If someone has been brave or provided exceptional service to South Africa, they qualify for a nomination for national orders. The National Orders Advisory Council considers nominations and invites successful nominees to an awards ceremony.
The National Flower of South Africa: The King Protea
The King Protea is South Africa’s national flower. You can find it in the Western, Southern and Eastern Cape provinces. The Latin name is cynaroides, which means like-Cynara (artichoke). King Protea flowers have an artichoke-like appearance and can grow up to 2 metres (6.6 feet) in height. The King Protea flowers in the late spring when it displays its beautiful red and pink colouring. The plant is tall and woody. It is an evergreen shrub with thick stems and large, dark green and glossy leaves.
The National Tree of South Africa: The Real Yellowwood Tree
The Real Yellowwood Tree is South Africa’s national tree. The Yellowwood tree is protected in South Africa. The tree has beautiful timber, which is perfect for furniture.
The yellowwood tree species has been growing in South Africa for over one million years. You can find it throughout South Africa, but it is common in Table Mountain, the Drakensberg, Soutpansberg and Blouberg in Limpopo, and along the eastern and southern Cape coast.
The Yellowwood tree can reach 40 metres and has a thick base of up to 3 metres in diameter. When it grows in unsheltered areas, they have a bushy, gnarly and short appearance. The bark of the Yellowwood tree becomes greyer as the tree gets older.
The tree’s fruit looks like a pine cone but is white, light green or pink. The yellowwood tree has both male and female fruit, and the female fruit cone looks similar to a cherry in colour and shape.
The National Animal of South Africa: The Springbok
The national animal of South Africa is the Springbok. It is the best-known antelope of South Africa. The Springbok (Antidorcas marsupialis) gets its name from its spectacular leaping displays where it jumps vertically in the air while showing its white rump. It can run at speeds of about 88km/hour or 55 miles per hour.
The Springbok is a vegetarian buck and can grow up to 75cm in height and weighs about 40kg. Both sexes develop horns, but the male Springbok or ram’s horns are rougher and thicker. Springboks can live in both dry, barren areas and open grass plains. You can find it in the Free State, North West, Northern and Western Cape provinces of South Africa. You can also find Springboks in other African countries in Southern Africa, including Botswana, Angola and Namibia.

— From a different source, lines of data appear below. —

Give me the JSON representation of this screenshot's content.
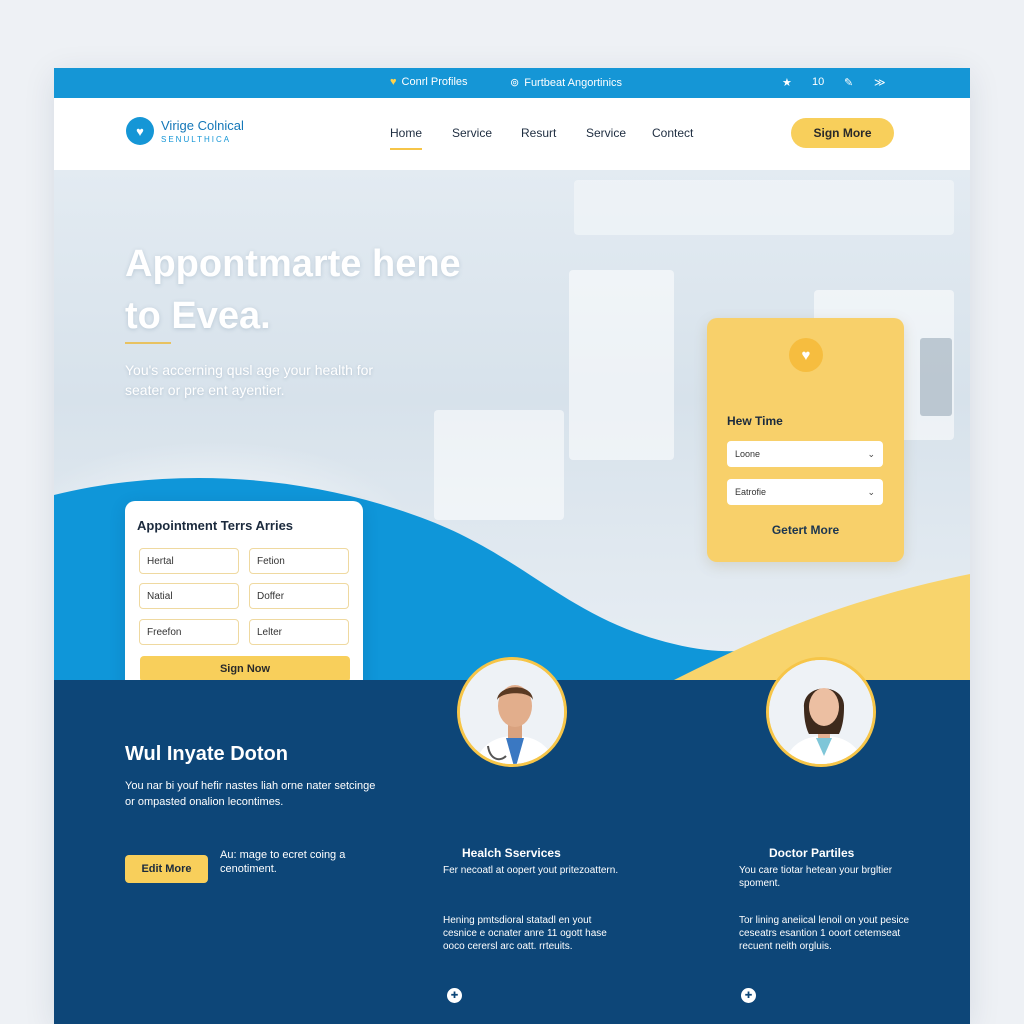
{
  "topbar": {
    "left_label": "Conrl Profiles",
    "mid_label": "Furtbeat Angortinics",
    "right_value": "10"
  },
  "nav": {
    "brand_name": "Virige Colnical",
    "brand_tagline": "SENULTHICA",
    "links": [
      "Home",
      "Service",
      "Resurt",
      "Service",
      "Contect"
    ],
    "cta": "Sign More"
  },
  "hero": {
    "title": "Appontmarte hene to Evea.",
    "subtitle": "You's accerning qusl age your health for seater or pre ent ayentier."
  },
  "appointment_form": {
    "heading": "Appointment Terrs Arries",
    "fields": [
      "Hertal",
      "Fetion",
      "Natial",
      "Doffer",
      "Freefon",
      "Lelter"
    ],
    "submit": "Sign Now"
  },
  "side_card": {
    "heading": "Hew Time",
    "select_1": "Loone",
    "select_2": "Eatrofie",
    "link": "Getert More"
  },
  "section": {
    "title": "Wul Inyate Doton",
    "text": "You nar bi youf hefir nastes liah orne nater setcinge or ompasted onalion lecontimes.",
    "button": "Edit More",
    "note": "Au: mage to ecret coing a cenotiment."
  },
  "columns": [
    {
      "title": "Healch Sservices",
      "text1": "Fer necoatl at oopert yout pritezoattern.",
      "text2": "Hening pmtsdioral statadl en yout cesnice e ocnater anre 11 ogott hase ooco cerersl arc oatt. rrteuits."
    },
    {
      "title": "Doctor Partiles",
      "text1": "You care tiotar hetean your brgltier spoment.",
      "text2": "Tor lining aneiical lenoil on yout pesice ceseatrs esantion 1 ooort cetemseat recuent neith orgluis."
    }
  ],
  "colors": {
    "brand_blue": "#1596d6",
    "navy": "#0d4678",
    "accent_yellow": "#f8cf5b"
  },
  "icons": {
    "topbar": [
      "heart-icon",
      "location-icon",
      "star-icon",
      "edit-icon",
      "share-icon"
    ],
    "logo": "heart-hand-logo-icon",
    "side_card": "care-hand-icon",
    "columns": [
      "doctor-badge-icon",
      "doctor-badge-icon"
    ]
  }
}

In South African Scouts, the highest award is the Springbok Scout Award. It is also the name of the South African rugby team, fondly called “the bokke” or “boks”.
The National Bird of South Africa: The Blue Crane

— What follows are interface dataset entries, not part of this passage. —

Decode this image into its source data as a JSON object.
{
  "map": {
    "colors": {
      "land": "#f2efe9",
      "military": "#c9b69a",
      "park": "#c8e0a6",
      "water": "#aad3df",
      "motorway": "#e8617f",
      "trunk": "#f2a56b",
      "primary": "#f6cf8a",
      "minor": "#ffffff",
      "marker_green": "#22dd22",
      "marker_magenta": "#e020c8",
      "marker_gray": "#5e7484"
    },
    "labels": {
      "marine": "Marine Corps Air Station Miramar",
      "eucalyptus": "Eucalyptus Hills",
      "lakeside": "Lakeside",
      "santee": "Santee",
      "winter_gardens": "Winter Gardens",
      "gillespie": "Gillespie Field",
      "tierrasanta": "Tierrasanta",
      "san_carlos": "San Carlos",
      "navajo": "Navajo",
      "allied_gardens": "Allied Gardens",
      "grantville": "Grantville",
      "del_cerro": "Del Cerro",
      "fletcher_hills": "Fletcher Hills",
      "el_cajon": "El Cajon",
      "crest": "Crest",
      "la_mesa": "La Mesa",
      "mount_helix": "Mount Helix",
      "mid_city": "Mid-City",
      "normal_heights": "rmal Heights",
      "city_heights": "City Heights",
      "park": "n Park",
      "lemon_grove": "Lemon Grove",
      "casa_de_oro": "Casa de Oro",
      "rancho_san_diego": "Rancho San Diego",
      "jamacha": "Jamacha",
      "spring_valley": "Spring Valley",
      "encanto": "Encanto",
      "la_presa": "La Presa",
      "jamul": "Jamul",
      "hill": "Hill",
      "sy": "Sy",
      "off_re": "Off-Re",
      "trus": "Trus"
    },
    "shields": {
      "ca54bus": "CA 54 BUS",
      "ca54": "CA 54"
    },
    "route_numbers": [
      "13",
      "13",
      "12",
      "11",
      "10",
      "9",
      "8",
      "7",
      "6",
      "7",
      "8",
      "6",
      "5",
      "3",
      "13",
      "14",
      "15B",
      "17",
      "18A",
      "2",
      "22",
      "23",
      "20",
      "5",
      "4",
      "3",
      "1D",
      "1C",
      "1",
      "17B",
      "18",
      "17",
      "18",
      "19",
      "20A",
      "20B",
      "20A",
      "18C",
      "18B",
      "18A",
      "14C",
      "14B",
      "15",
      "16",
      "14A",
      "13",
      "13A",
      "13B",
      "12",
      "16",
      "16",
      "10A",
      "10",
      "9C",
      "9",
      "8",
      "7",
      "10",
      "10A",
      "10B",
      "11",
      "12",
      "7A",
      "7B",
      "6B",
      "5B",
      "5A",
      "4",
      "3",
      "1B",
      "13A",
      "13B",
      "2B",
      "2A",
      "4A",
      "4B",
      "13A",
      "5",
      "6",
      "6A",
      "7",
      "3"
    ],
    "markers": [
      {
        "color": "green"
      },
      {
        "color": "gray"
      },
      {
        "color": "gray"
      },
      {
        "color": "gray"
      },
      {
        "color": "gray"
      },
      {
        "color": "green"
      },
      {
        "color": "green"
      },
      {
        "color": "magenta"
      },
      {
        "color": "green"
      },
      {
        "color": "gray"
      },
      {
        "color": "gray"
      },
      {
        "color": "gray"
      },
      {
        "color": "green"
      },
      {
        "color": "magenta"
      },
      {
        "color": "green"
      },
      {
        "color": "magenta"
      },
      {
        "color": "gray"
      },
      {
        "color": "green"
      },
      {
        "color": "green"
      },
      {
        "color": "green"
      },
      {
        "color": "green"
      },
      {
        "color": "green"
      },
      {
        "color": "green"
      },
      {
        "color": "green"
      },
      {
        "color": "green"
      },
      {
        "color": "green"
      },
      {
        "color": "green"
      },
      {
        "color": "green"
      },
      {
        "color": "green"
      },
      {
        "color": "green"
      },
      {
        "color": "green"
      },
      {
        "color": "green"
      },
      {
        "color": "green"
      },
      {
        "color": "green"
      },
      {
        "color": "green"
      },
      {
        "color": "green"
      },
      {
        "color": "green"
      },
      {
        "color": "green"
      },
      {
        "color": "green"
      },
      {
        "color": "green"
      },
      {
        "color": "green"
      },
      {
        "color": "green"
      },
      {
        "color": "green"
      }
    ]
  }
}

South Africa’s national bird is the blue crane (Anthropoides paradisia). South Africa has most of the blue crane’s global population. The blue crane is about a metre tall and is light blue-grey. It has a long neck to support its bulbous head. It also has thin, long legs with elegant wing plumes, which sweep to the ground.
You can find the blue crane in the Karoo, highveld and KwaZulu-Natal. They typically stay in pairs or small groups and eat seeds, insects and reptiles. Blue cranes lay eggs in the bare veld, usually close to water. The blue crane is a quiet bird but can emit a high-pitched, rattling croak.
The National Fish of South Africa: The Galjoen
South Africa’s national fish is the Galjoen (Dichistius capensis), also called black bream or blackfish. You can find the Galjoen along the South African coast, keeping to shallow water and rough surf. It is the only area in the world where you can find the Galjoen. The Galjoen can change its colour from almost black near rocks to silver-bronze in sandy areas. Galjoen feed on red bait (ascidians) and small crustaceans (mussels and barnacles). The Galjoen is round and thin, and it has a saucer-like body, which can reach 80 cm (31.5 inches).
Click here to download a free printable for kids on South Africa’s national symbols!